I’ve also noticed that my flexibility is bilaterally different. With the exception of my face and jaw (which are opposite), my right side is noticeably stiffer than my left. There are also directions in which I am very flexible and their opposite in which I am not flexible at all.

If I am honest, I admit this same tendency exists mentally. For many things, I am eminently flexible, for others, well, rigid might be the appropriate word. Sometimes inappropriately rigid and I really to have work to find a needed flexibility.

***

None of this is either particularly hard or particularly easy. It’s just part of being human – being beautifully human – in stretching myself in new ways. Trying to be the me I want to be.

 

 

 

 

A second meditation on freedom
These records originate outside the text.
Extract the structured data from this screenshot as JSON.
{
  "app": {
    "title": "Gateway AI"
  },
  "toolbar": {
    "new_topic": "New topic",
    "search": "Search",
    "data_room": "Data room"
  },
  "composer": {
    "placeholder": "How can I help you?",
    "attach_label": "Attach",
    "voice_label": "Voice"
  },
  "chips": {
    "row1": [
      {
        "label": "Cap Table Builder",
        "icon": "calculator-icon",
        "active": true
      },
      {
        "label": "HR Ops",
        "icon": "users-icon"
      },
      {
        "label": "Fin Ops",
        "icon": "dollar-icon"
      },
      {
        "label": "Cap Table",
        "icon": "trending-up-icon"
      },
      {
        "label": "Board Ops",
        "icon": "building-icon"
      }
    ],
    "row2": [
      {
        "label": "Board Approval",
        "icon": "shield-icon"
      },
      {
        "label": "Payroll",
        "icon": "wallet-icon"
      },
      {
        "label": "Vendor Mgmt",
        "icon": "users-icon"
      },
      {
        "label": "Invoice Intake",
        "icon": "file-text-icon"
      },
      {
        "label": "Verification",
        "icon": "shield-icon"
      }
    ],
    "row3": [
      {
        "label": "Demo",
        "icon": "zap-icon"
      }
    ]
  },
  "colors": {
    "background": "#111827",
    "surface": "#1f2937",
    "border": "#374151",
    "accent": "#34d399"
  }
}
When I was trying to write Meditations on Freedom, I had a fragment of song stuck in my head. I could never figure it out. All I could recall was one word (freedom) being belted out in the chorus. I finally recognized it when “The Blues Brothers” was playing in the background. It was Aretha Franklin singing “Think.”

You better think (think) think about what you’re trying to do to me
Yeah, think (think, think), let your mind go, let yourself be free

Oh freedom (freedom), freedom (freedom), freedom, yeah freedom
Freedom (freedom), freedom (freedom), freedom, ooh freedom
–“Freedom,” Aretha Franklin & Teddy White (songwriters)

I said in the last post, “Love limits freedom. When you love someone, truly someone, your hands are truly tied. Freedom dissipates not only with increasing responsibility, but with loyalty and the conviction to do what’s best for the both of you (or the family).  I’m not trying to suggest this is a bad thing, only that it is truth. We are bound in love to not act freely irresponsibly, or without consideration,  instead are bound to the opposites. Or should be.”

I stand by this, but is only one side of the coin. The lyrics of “Think” tell the other side. To truly act in love is to let your mind be free, to be open to the possibilities of sharing, of equality. Yes, to be considerate (“think about what you’re trying to do me”) does place constraints (such as not to be an ass), but to be considerate and treat the other as an equal offers only possibilities and greater freedom.

You need me (need me) and I need you (don’t you know)
Without each other there ain’t nothing people can do, yeah yeah
Think about me (what your trying to do to me) till the fall of night
Think about it right now

Oh freedom (freedom), freedom (freedom), freedom, yeah freedom
Freedom (freedom), freedom (freedom), freedom, ooh freedom

Yes, more is possible as a couple. More possibilities, more freedom to be vulnerable and open with each other. It seems contrary to the freedom of being alone and that’s because it is contrary. Not all freedoms are the same or provide the same things. More hands, more eyes, more voices, more thinking, more is possible than one alone. It’s also having someone to help bear the burdens, help face the fears, and to simply share in the effort. Working together beats working alone, whether cooking dinner or saving the world.

Freedom is an act of love. It is self-love that allows one to love another and allow them the freedom to be who they are. In practicing this, we learn that we are never diminished by another’s success and well-being. This leaves us free to be our own best.